[[ Entries shown, beginning ]]
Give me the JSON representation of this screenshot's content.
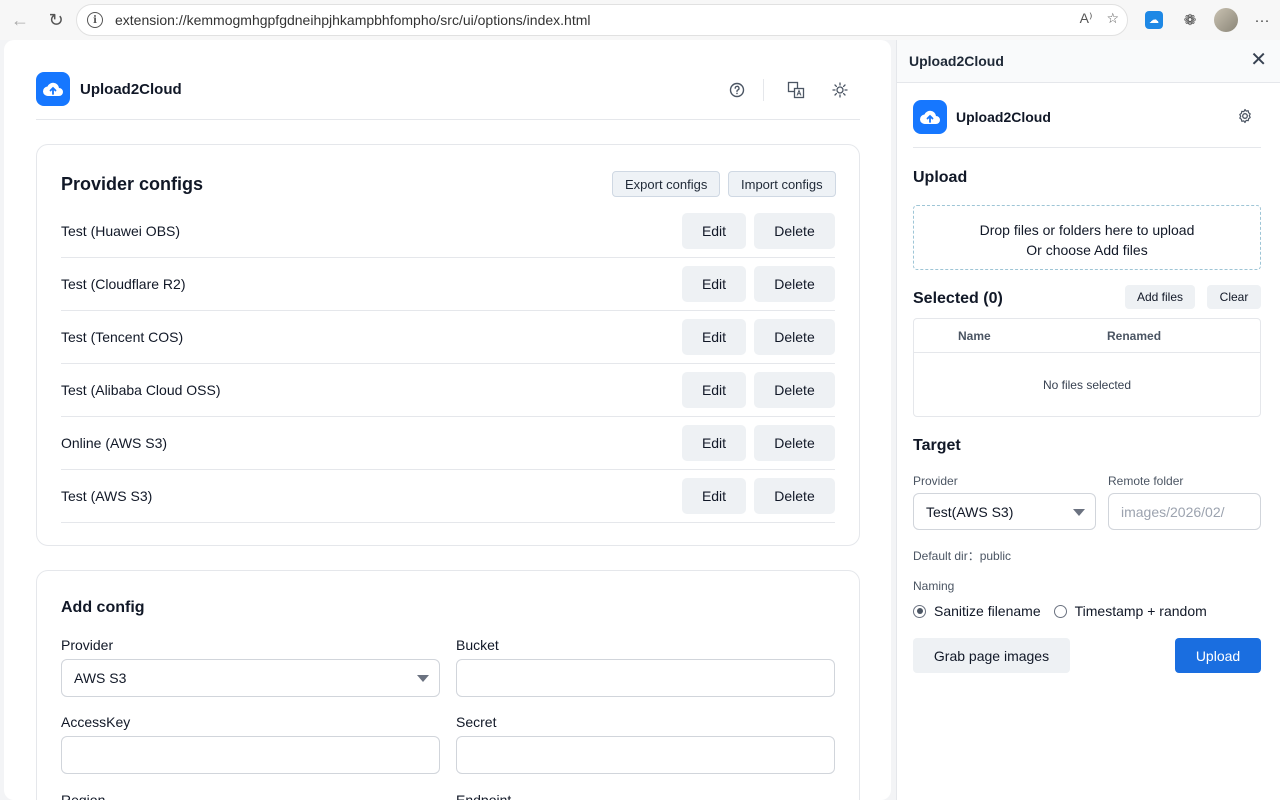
{
  "browser": {
    "url": "extension://kemmogmhgpfgdneihpjhkampbhfompho/src/ui/options/index.html",
    "read_aloud_glyph": "A⁾"
  },
  "app": {
    "name": "Upload2Cloud"
  },
  "provider_configs": {
    "title": "Provider configs",
    "export_label": "Export configs",
    "import_label": "Import configs",
    "edit_label": "Edit",
    "delete_label": "Delete",
    "items": [
      {
        "name": "Test (Huawei OBS)"
      },
      {
        "name": "Test (Cloudflare R2)"
      },
      {
        "name": "Test (Tencent COS)"
      },
      {
        "name": "Test (Alibaba Cloud OSS)"
      },
      {
        "name": "Online (AWS S3)"
      },
      {
        "name": "Test (AWS S3)"
      }
    ]
  },
  "add_config": {
    "title": "Add config",
    "provider_label": "Provider",
    "provider_value": "AWS S3",
    "bucket_label": "Bucket",
    "accesskey_label": "AccessKey",
    "secret_label": "Secret",
    "region_label": "Region",
    "endpoint_label": "Endpoint"
  },
  "panel": {
    "title": "Upload2Cloud",
    "upload_title": "Upload",
    "drop_line1": "Drop files or folders here to upload",
    "drop_line2": "Or choose Add files",
    "selected_title": "Selected (0)",
    "add_files_label": "Add files",
    "clear_label": "Clear",
    "col_name": "Name",
    "col_renamed": "Renamed",
    "empty_text": "No files selected",
    "target_title": "Target",
    "provider_label": "Provider",
    "provider_value": "Test(AWS S3)",
    "remote_folder_label": "Remote folder",
    "remote_folder_placeholder": "images/2026/02/",
    "default_dir": "Default dir：public",
    "naming_label": "Naming",
    "naming_option1": "Sanitize filename",
    "naming_option2": "Timestamp + random",
    "grab_label": "Grab page images",
    "upload_label": "Upload"
  },
  "colors": {
    "accent": "#1a6ee0",
    "logo": "#1677ff"
  }
}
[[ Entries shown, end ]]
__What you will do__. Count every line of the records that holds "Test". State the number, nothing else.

__Response area__. 6